This research output has an Altmetric Attention Score of 3. This is our high-level measure of the quality and quantity of online attention that it has received. This Attention Score, as well as the ranking and number of research outputs shown below, was calculated when the research output was last mentioned on 12 October 2018.
All research outputs
#7,165,022
of 13,649,061 outputs
Outputs from Environmental Toxicology & Chemistry
#2,237
of 3,934 outputs
Outputs of similar age
#115,866
of 267,654 outputs
Outputs of similar age from Environmental Toxicology & Chemistry
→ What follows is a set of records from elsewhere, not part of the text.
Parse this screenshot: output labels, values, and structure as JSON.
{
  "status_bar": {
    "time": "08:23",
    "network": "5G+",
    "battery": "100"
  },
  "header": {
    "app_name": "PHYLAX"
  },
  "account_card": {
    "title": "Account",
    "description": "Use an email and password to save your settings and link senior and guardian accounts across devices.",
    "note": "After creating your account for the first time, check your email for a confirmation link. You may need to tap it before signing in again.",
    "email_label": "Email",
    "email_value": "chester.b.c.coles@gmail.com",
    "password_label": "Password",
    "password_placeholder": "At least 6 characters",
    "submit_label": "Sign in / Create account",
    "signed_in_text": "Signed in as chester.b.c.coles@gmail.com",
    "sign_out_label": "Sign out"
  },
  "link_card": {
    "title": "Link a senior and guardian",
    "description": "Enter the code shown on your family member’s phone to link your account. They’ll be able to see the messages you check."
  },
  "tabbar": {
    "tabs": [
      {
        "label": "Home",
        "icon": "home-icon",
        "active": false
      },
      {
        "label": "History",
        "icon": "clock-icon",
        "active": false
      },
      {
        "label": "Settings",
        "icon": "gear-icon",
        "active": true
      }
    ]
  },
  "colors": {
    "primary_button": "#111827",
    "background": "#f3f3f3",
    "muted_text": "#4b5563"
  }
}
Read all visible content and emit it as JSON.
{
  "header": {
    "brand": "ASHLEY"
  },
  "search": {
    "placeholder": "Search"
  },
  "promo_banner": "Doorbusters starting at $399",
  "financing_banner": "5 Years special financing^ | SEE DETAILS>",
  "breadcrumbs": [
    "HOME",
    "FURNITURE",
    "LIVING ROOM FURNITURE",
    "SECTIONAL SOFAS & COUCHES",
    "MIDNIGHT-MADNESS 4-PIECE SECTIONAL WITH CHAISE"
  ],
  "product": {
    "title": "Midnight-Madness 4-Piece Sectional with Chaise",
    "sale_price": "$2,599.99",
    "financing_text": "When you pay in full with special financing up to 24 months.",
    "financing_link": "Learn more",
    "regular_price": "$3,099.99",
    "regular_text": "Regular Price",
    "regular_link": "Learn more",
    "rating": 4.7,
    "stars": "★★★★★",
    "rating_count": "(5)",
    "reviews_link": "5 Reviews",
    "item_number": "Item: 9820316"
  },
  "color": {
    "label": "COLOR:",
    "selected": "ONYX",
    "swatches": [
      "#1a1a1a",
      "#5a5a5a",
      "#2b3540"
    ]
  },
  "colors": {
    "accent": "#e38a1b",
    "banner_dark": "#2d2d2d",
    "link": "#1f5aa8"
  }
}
#18
of 70 outputs
Altmetric has tracked 13,649,061 research outputs across all sources so far. This one is in the 46th percentile – i.e., 46% of other outputs scored the same or lower than it.
So far Altmetric has tracked 3,934 research outputs from this source. They receive a mean Attention Score of 4.5. This one is in the 42nd percentile – i.e., 42% of its peers scored the same or lower than it.
Older research outputs will score higher simply because they've had more time to accumulate mentions. To account for age we can compare this Altmetric Attention Score to the 267,654 tracked outputs that were published within six weeks on either side of this one in any source. This one has gotten more attention than average, scoring higher than 55% of its contemporaries.
We're also able to compare this research output to 70 others from the same source and published within six weeks on either side of this one. This one has gotten more attention than average, scoring higher than 71% of its contemporaries.